Did you know that Japanese knotweed, a plant that grows aggressively and is one of the world’s most-invasive species, was accidentally introduced into Cypress Provincial Park during the Vancouver 2010 Olympics?
Ironically, 2010 was one of those bad snow years with high temperatures and minimal snowfall. In a last-minute attempt to have adequate snow for the events, the Olympic Committee began making snow and brought in straw to help bulk up the levels. Unfortunately, these straw bales contained invasive plants. As a result, when all the snow and athletes were gone, three invasive plants remained—Japanese knotweed, reed canary grass, and scentless chamomile. It took significant effort and money to manage these invasive plants after their introduction. All that work could have been prevented by simply checking the straw at the source before purchasing it, to ensure it was free of invasive plants.

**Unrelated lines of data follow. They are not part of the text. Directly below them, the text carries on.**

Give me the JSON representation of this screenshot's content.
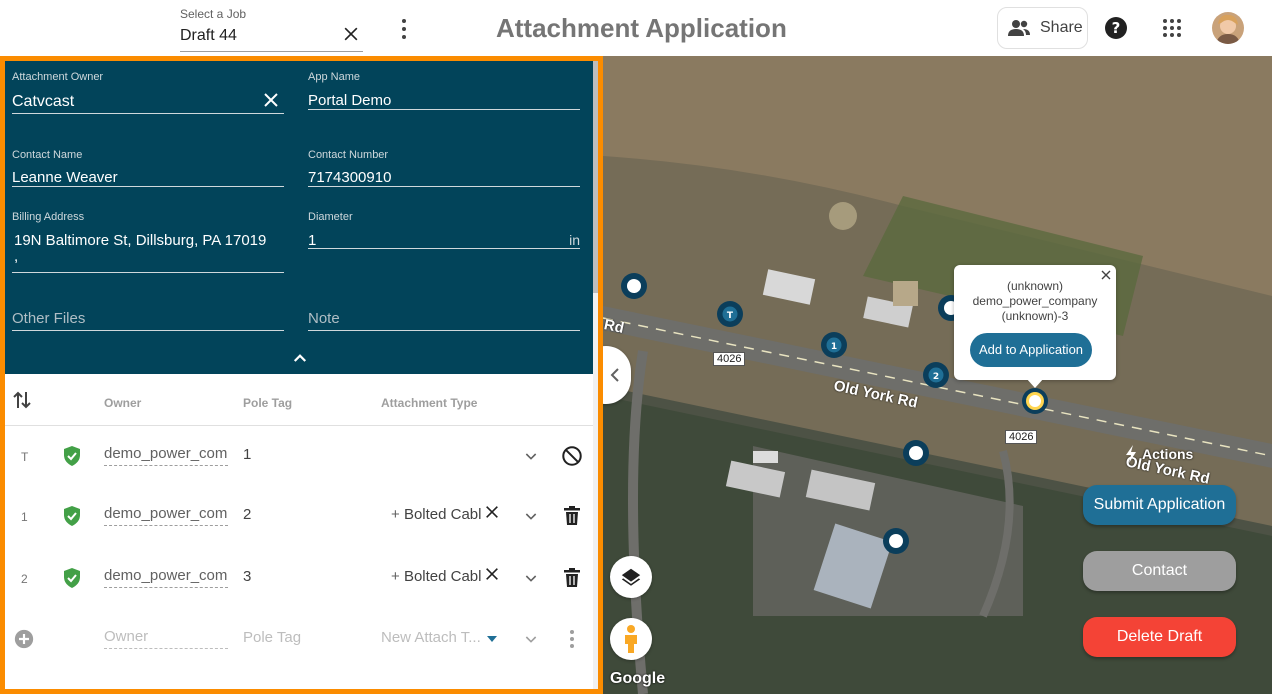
{
  "header": {
    "job_label": "Select a Job",
    "job_value": "Draft 44",
    "title": "Attachment Application",
    "share_label": "Share"
  },
  "form": {
    "owner_label": "Attachment Owner",
    "owner_value": "Catvcast",
    "app_name_label": "App Name",
    "app_name_value": "Portal Demo",
    "contact_name_label": "Contact Name",
    "contact_name_value": "Leanne Weaver",
    "contact_number_label": "Contact Number",
    "contact_number_value": "7174300910",
    "billing_label": "Billing Address",
    "billing_line1": "19N Baltimore St, Dillsburg, PA 17019",
    "billing_line2": ",",
    "diameter_label": "Diameter",
    "diameter_value": "1",
    "diameter_unit": "in",
    "other_files_placeholder": "Other Files",
    "note_placeholder": "Note"
  },
  "table": {
    "headers": {
      "owner": "Owner",
      "pole_tag": "Pole Tag",
      "attachment_type": "Attachment Type"
    },
    "rows": [
      {
        "index": "T",
        "owner": "demo_power_company",
        "pole_tag": "1",
        "attachment": ""
      },
      {
        "index": "1",
        "owner": "demo_power_company",
        "pole_tag": "2",
        "attachment": "Bolted Cable"
      },
      {
        "index": "2",
        "owner": "demo_power_company",
        "pole_tag": "3",
        "attachment": "Bolted Cable"
      }
    ],
    "new_row": {
      "owner_placeholder": "Owner",
      "pole_tag_placeholder": "Pole Tag",
      "attach_placeholder": "New Attach T..."
    }
  },
  "map": {
    "road_name": "Old York Rd",
    "road_name_2": "Old York Rd",
    "road_fragment": "Rd",
    "route_number": "4026",
    "route_number_2": "4026",
    "google_label": "Google",
    "markers": [
      "T",
      "1",
      "2"
    ],
    "popup": {
      "line1": "(unknown)",
      "line2": "demo_power_company",
      "line3": "(unknown)-3",
      "button": "Add to Application"
    },
    "actions_label": "Actions",
    "submit_label": "Submit Application",
    "contact_label": "Contact",
    "delete_label": "Delete Draft"
  },
  "colors": {
    "form_bg": "#02445a",
    "panel_border": "#fb8c00",
    "check_green": "#43a047",
    "submit_blue": "#1f6f96",
    "contact_gray": "#9e9e9e",
    "delete_red": "#f44336"
  }
}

Any time straw is to be used for sediment control or in a situation such as this, it should first be checked at its source to ensure that it is clean, and then the area where it is used should be monitored for the presence of invasive plants for two to three years afterward.